Last season, I was lucky enough to contribute to Cards Conclave’s “Playing Pepper” series, which has bloggers from other teams preview their respective teams for the upcoming season. For a second-straight year, I was asked to answer a few questions about the Royals (along with Max Rieper of Royals Review).
Safe to say, my tune changed quickly after the Greinke and Amir Garrett deals, so I had to re-do my post shortly before submitting it to Daniel of Cards Conclave.
Here’s a link to my “Playing Pepper” preview of the Royals:
While I answer a few more questions in the post, here’s a snippet of what I said in regard to my expectations for the Royals for this upcoming season:
This is another year of development, which isn’t easy to stomach for a squad that has struggled to be competitive since 2017. However, the Royals are going to play the young guys and see what they have, and while that may not improve the record from a year ago, this team will be a whole lot more interesting to watch. I see this team starting slow in April and May, especially as they try to figure out their rotation, but I think in the second half, especially in August and September, they finish above .500 in both months, and Royals fans will feel hopeful that 2023 will be the year that they become competitive again. Specifically, this team will probably finish in the 73-76 win mark, which is around the same as last year. But the momentum from a solid finish and doing so through their young guys will energize this fanbase a lot more than the 2021 squad.“Playing Pepper 2022: Kansas City Royals” by Kevin O’Brien and Max Rieper; Cards Conclave
Do I still feel that the Royals will win between 73 and 76 games, especially in lieu of the Lance Lynn news and the Guardians not really upgrading their roster whatsoever this offseason?

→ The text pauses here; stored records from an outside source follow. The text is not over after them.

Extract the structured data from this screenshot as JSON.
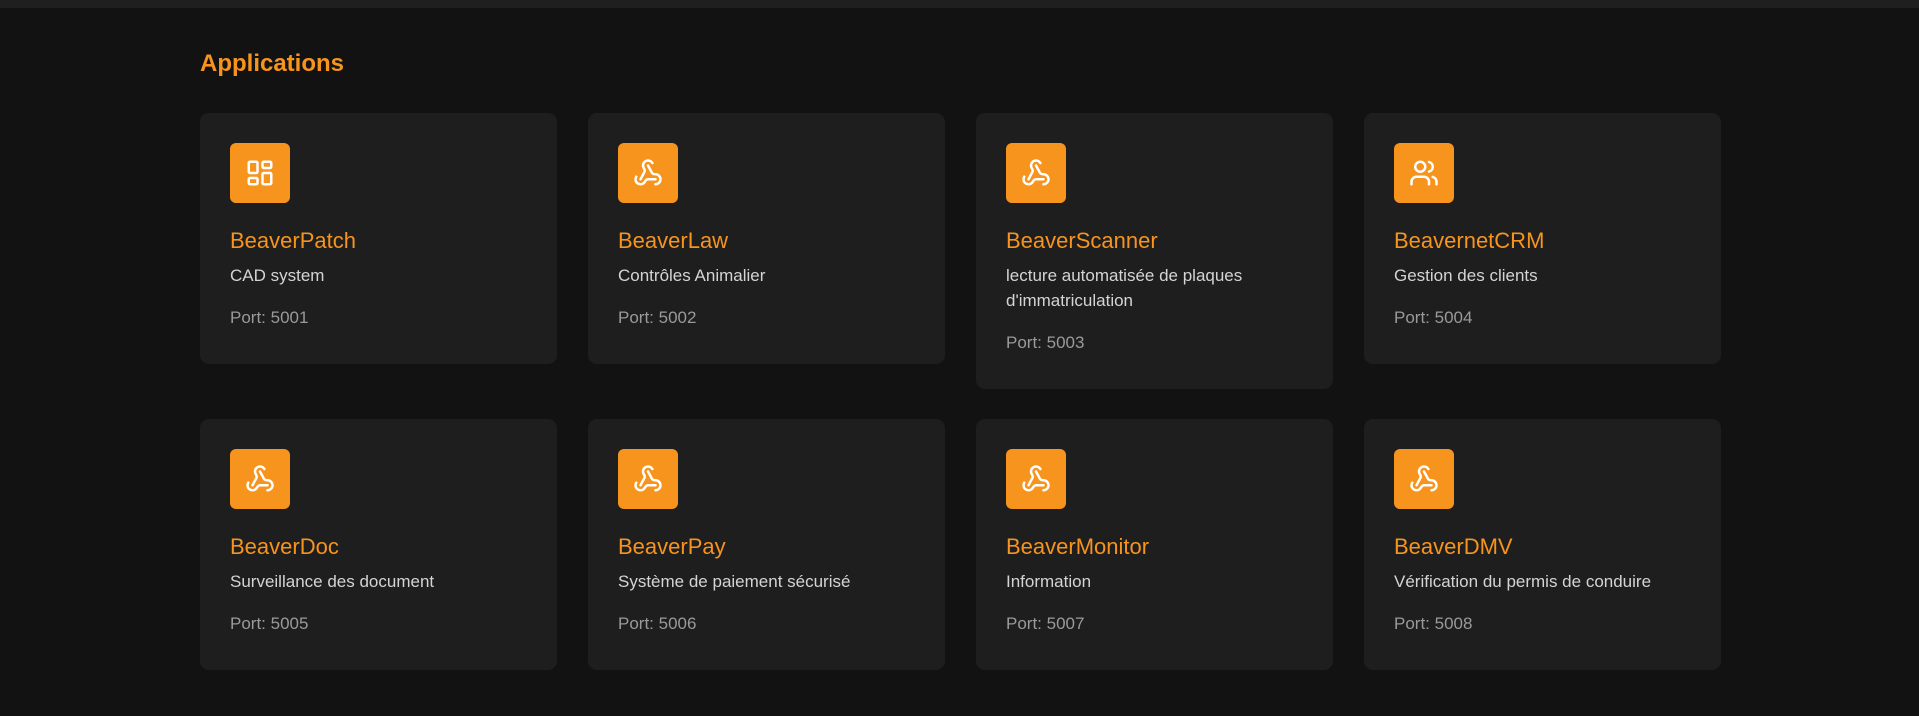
{
  "page": {
    "title": "Applications"
  },
  "colors": {
    "accent": "#f7941d",
    "background": "#121212",
    "card": "#1e1e1e"
  },
  "apps": [
    {
      "name": "BeaverPatch",
      "description": "CAD system",
      "port": "Port: 5001",
      "icon": "layout-dashboard-icon"
    },
    {
      "name": "BeaverLaw",
      "description": "Contrôles Animalier",
      "port": "Port: 5002",
      "icon": "webhook-icon"
    },
    {
      "name": "BeaverScanner",
      "description": "lecture automatisée de plaques d'immatriculation",
      "port": "Port: 5003",
      "icon": "webhook-icon"
    },
    {
      "name": "BeavernetCRM",
      "description": "Gestion des clients",
      "port": "Port: 5004",
      "icon": "users-icon"
    },
    {
      "name": "BeaverDoc",
      "description": "Surveillance des document",
      "port": "Port: 5005",
      "icon": "webhook-icon"
    },
    {
      "name": "BeaverPay",
      "description": "Système de paiement sécurisé",
      "port": "Port: 5006",
      "icon": "webhook-icon"
    },
    {
      "name": "BeaverMonitor",
      "description": "Information",
      "port": "Port: 5007",
      "icon": "webhook-icon"
    },
    {
      "name": "BeaverDMV",
      "description": "Vérification du permis de conduire",
      "port": "Port: 5008",
      "icon": "webhook-icon"
    }
  ]
}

I guess we will have to see in my “season preview” of the Royals and AL Central, which will be posted on Wednesday, right before Opening Day.
Isbel vs. Taylor in CF?
On Thursday, Marcus Meade of Royals Weekly posted an interesting poll trying to gauge who Royals fans thought should play center field in Kansas City for the majority of the 2022 season. The results were interesting, to say the least, as evidenced below:
Based on the results, Meade wrote an interesting piece for Royals Farm Report, which can be found below. It’s an engaging read, and Meade makes a lot of interesting cases for both Isbel and Taylor in center field in various capacities for this upcoming season.
One thing that Meade advocates for is a platoon in centerfield with Isbel and Taylor both playing depending on the pitching, as well as the park, situation.
Here’s what he says specifically in the piece:
I don’t think the Royals platoon enough, but I think this is the perfect situation for it. If I were Matheny, Picollo, and Moore, I’d institute a platoon that has Taylor playing against most left-handed pitchers and Isbel playing against most right-handed pitchers.
I’d be open to Taylor against righties in Kauffman and Isbel against lefties on the road. Ideally, it would lead to a split of about 60-40 Isbel with Isbel also getting additional playing time spelling Andrew Benintendi in left field and Whit Merrifield in right field.“Kyle Isbel or Michael A. Taylor? Who deserves more time in center field?” by Marcus Meade; Royals Farm Report
I think Taylor has done enough this Spring to earn the starting centerfield spot for now. They need his defense, especially with Whit going to play in right field, who hasn’t really manned that position on a regular capacity since 2020.
However, I am more open to the idea of Isbel playing centerfield now than I was going into Spring Training. He may not be the Gold Glove-caliber centerfielder that Taylor is, but he can handle the position and not be a sub-average (which I think would be the case with Edward Olivares).
If Taylor starts off slow at the plate in 2022, it wouldn’t be surprising to see Isbel get a shot at centerfield on a platoon basis, especially since it seems like Isbel will be starting the season with the big league club, barring a major late development.
Photo Credit: John Sleezer/Kansas City Star/Tribune News Service via Getty Images